Euthanasia is now the cause of 4.5 percent of deaths in the Netherlands. The rise in the practice has grave implications for the elderly and people dependent on caregivers, as more people who don't suffer from terminal illness are requesting euthanasia.
In 2015, more than one-third were older than 80 years. According to the New England Journal of Medicine, 92 percent of those who died from assisted suicide or euthanasia suffered from a "serious somatic" illness, mental disorders, and 14 percent suffered "an accumulation of health problems" from old age, and a small number had dementia or mental health problems. A patient must be “suffering unbearably without hope of relief”, but having a terminal illness is not required for legal assisted suicide or euthanasia.
“It looks like patients are now more willing to ask for euthanasia and physicians are more willing to grant it,” Agnes Van der Heide from Erasmus University Medical Center in Rotterdam said.
The growing number of cases is frightening for advocates of the dignity of human life at every stage. AP quotes Scott Kim, a bioethicist at the U.S. National Institutes of Health saying, “These are old people who may have health problems, but none of them are life-threatening. They’re old, they can’t get around, their friends are dead and their children don’t visit anymore. This kind of trend cries out for a discussion.
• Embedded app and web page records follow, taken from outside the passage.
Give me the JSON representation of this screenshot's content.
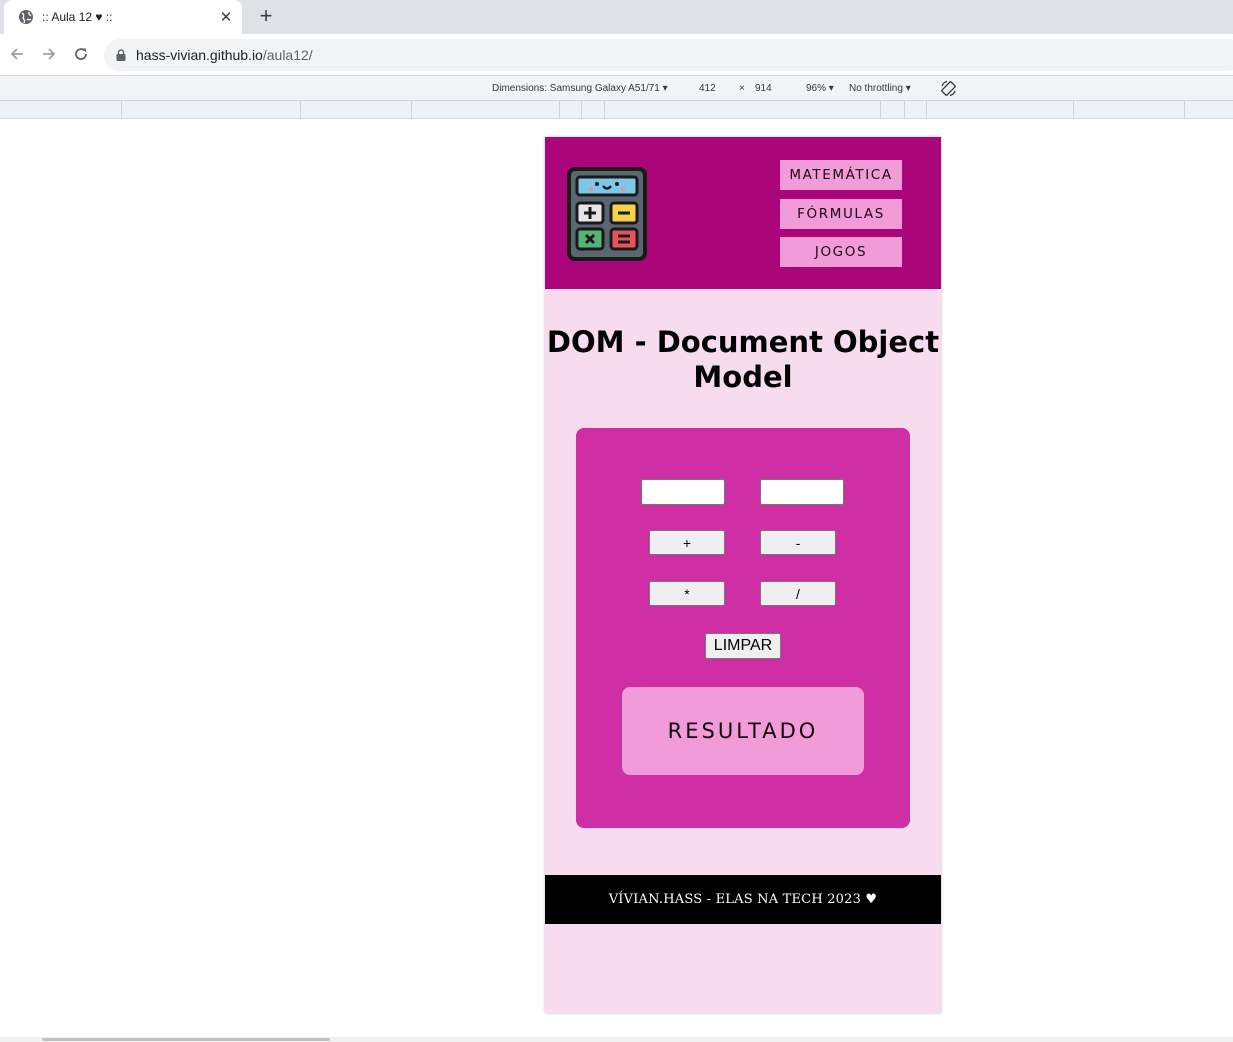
{
  "browser": {
    "tab_title": ":: Aula 12 ♥ ::",
    "close_glyph": "✕",
    "new_tab_glyph": "+",
    "url_host": "hass-vivian.github.io",
    "url_path": "/aula12/"
  },
  "device_toolbar": {
    "dimensions_label": "Dimensions: Samsung Galaxy A51/71",
    "width": "412",
    "times": "×",
    "height": "914",
    "zoom": "96%",
    "throttling": "No throttling"
  },
  "page": {
    "menu": [
      "MATEMÁTICA",
      "FÓRMULAS",
      "JOGOS"
    ],
    "title": "DOM - Document Object Model",
    "calculator": {
      "input1_value": "",
      "input2_value": "",
      "op_plus": "+",
      "op_minus": "-",
      "op_times": "*",
      "op_divide": "/",
      "clear_label": "LIMPAR",
      "result_label": "RESULTADO"
    },
    "footer": "VÍVIAN.HASS - ELAS NA TECH 2023 ♥"
  },
  "colors": {
    "header": "#ab057a",
    "page_bg": "#f6dcee",
    "calc_bg": "#d02ea5",
    "accent_pink": "#f19bd8",
    "footer_bg": "#000000"
  },
  "icons": [
    "globe-icon",
    "back-arrow-icon",
    "forward-arrow-icon",
    "reload-icon",
    "lock-icon",
    "dropdown-caret-icon",
    "rotate-icon",
    "calculator-logo-icon"
  ]
}
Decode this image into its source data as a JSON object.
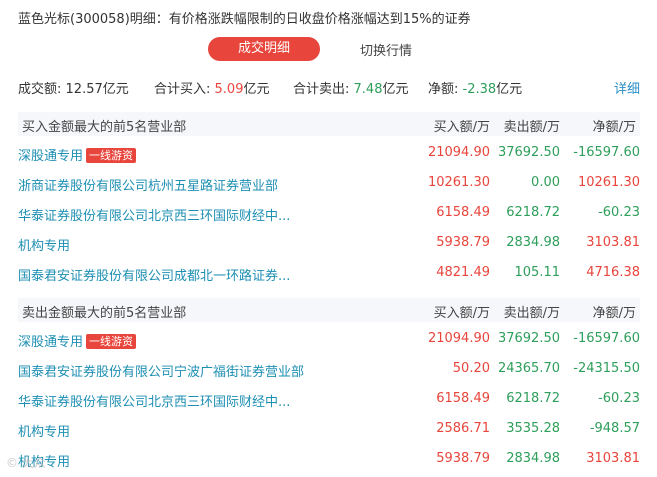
{
  "title": "蓝色光标(300058)明细：有价格涨跌幅限制的日收盘价格涨幅达到15%的证券",
  "tabs": {
    "active": "成交明细",
    "other": "切换行情"
  },
  "summary": {
    "turnover_label": "成交额:",
    "turnover_value": "12.57亿元",
    "buy_label": "合计买入:",
    "buy_value": "5.09",
    "buy_unit": "亿元",
    "sell_label": "合计卖出:",
    "sell_value": "7.48",
    "sell_unit": "亿元",
    "net_label": "净额:",
    "net_value": "-2.38",
    "net_unit": "亿元",
    "detail_link": "详细"
  },
  "buy_section": {
    "header": "买入金额最大的前5名营业部",
    "col_buy": "买入额/万",
    "col_sell": "卖出额/万",
    "col_net": "净额/万",
    "rows": [
      {
        "name": "深股通专用",
        "badge": "一线游资",
        "buy": "21094.90",
        "sell": "37692.50",
        "net": "-16597.60"
      },
      {
        "name": "浙商证券股份有限公司杭州五星路证券营业部",
        "badge": "",
        "buy": "10261.30",
        "sell": "0.00",
        "net": "10261.30"
      },
      {
        "name": "华泰证券股份有限公司北京西三环国际财经中...",
        "badge": "",
        "buy": "6158.49",
        "sell": "6218.72",
        "net": "-60.23"
      },
      {
        "name": "机构专用",
        "badge": "",
        "buy": "5938.79",
        "sell": "2834.98",
        "net": "3103.81"
      },
      {
        "name": "国泰君安证券股份有限公司成都北一环路证券...",
        "badge": "",
        "buy": "4821.49",
        "sell": "105.11",
        "net": "4716.38"
      }
    ]
  },
  "sell_section": {
    "header": "卖出金额最大的前5名营业部",
    "col_buy": "买入额/万",
    "col_sell": "卖出额/万",
    "col_net": "净额/万",
    "rows": [
      {
        "name": "深股通专用",
        "badge": "一线游资",
        "buy": "21094.90",
        "sell": "37692.50",
        "net": "-16597.60"
      },
      {
        "name": "国泰君安证券股份有限公司宁波广福街证券营业部",
        "badge": "",
        "buy": "50.20",
        "sell": "24365.70",
        "net": "-24315.50"
      },
      {
        "name": "华泰证券股份有限公司北京西三环国际财经中...",
        "badge": "",
        "buy": "6158.49",
        "sell": "6218.72",
        "net": "-60.23"
      },
      {
        "name": "机构专用",
        "badge": "",
        "buy": "2586.71",
        "sell": "3535.28",
        "net": "-948.57"
      },
      {
        "name": "机构专用",
        "badge": "",
        "buy": "5938.79",
        "sell": "2834.98",
        "net": "3103.81"
      }
    ]
  },
  "colors": {
    "red": "#e8453c",
    "green": "#2e9e5b",
    "blue": "#1e8fb3"
  }
}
Do we think their lives are still worthwhile?”
Van der Heide said, “When assisted dying is becoming the more normal option at the end of life, there is a risk people will feel more inclined to ask for it.”
According to the journal: In the Netherlands, “euthanasia is…death resulting from medication that is administered by a physician with the explicit intention of hastening death at the explicit request of the physician.” And assisted suicide, “the patient self-administers medication that was prescribed by a physician.” While it has become more common, the journal says that the 2002 Euthanasia Act was formalizing a practice that already existed.
In all, the AP reports that approximately 8 percent of people who died in 2015 received assistance.
The Netherlands was the first country to legalize euthanasia and assisted suicide, when the law passed in 2002. But in 1997, Oregon allowed for the assisted suicide of people who had six or fewer months to live, and is legal in multiple U.S. states.